I don’t like ANT. This article helped me in understanding why that is the case: the underlying naïve realism as its ontological basis and the subsequent lack of in-depth vision joined with the blatant a-theoretical orientation make me want to shout like the proverbial fire brigade captain that the fire was extinguished the wrong way. On the surface one may ask what does it matter as long as the fire was put out, but if the method of pouring water on the visible structures allow the sparks for an even worse fire smoulder beneath the surface, the worry is merited.
For me the fire is the human tendency to enter any situation with a set of existing contact lenses through which everything is perceived and made sense of. I agree full-heartedly that one of the most valuable skills of a scholar is to be able to acknowledge (at least a set of) ones own interpretive frames, and to try to overcome them to see also the gorilla on the basketball field (you know the famous cognition experiment, right?). To me the truly dangerous sparks left kindling the worse fire result from the attempt to flatten everything into pixels – from the loss of the 3D vision that enables us to tell the foreground from the background.
Essentially to me it’s not the brushstrokes that we should zoom on in the painting we see, but the stories behind the obvious figures captured on the canvas.

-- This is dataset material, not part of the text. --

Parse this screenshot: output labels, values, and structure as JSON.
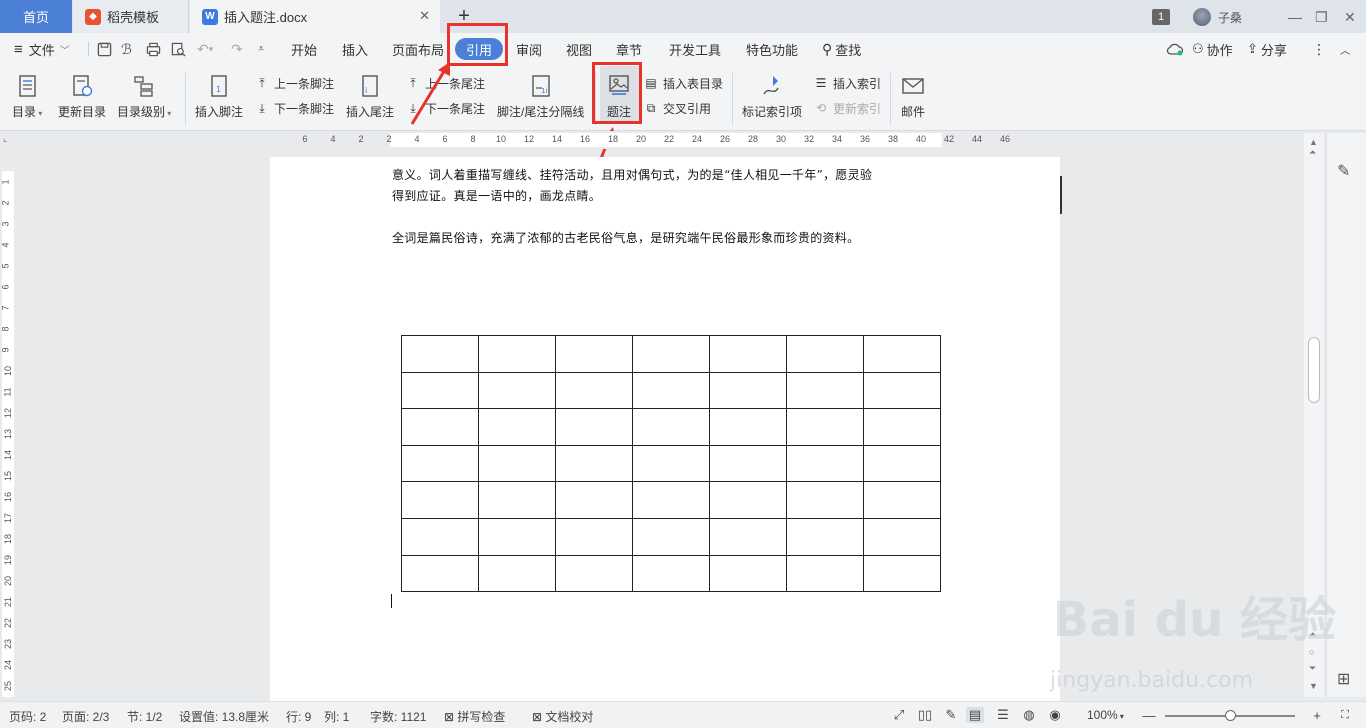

Rendering everything (yet another irritant, as to think anyone able to capture “everything” reminds me of an ikarosian attempt at a godlike omniscience) into the atoms forming any level substance is to me a waste of effort that could be spent better in trying to understand the emerging image and the meanings attached to it. In my view ANT takes a 180° wrong turn in suggesting which direction to focus. It’s like counting the dots and analyzing their colours in a pointillist painting instead of taking a step back to see what’s really happening in the artwork – not only what’s painted, people, flowers, lake, but the story, sentiment, deeper meaning of positioning the people, flowers, lake in their exact positions.
Yes, I understand why ANT has been welcomed – it points out both individual and systemic level flaws in “traditional” normal science approaches – but following it to its logical conclusion takes us too deep into not seeing the forest from the trees, and as such ending up tearing down knowledge about the forest for the sake of being able to provide the “astonishing” revelation of “wow, there are trees!”. One could argue that both are needed, yes, but for me, individually, life consists of such a flux of events, thoughts, things, people, that from my scientific endeavors I’m looking more for the theories that help me make sense of what I see and experience, not an a-theoretical listing and itemizing of “everything” that flows me by.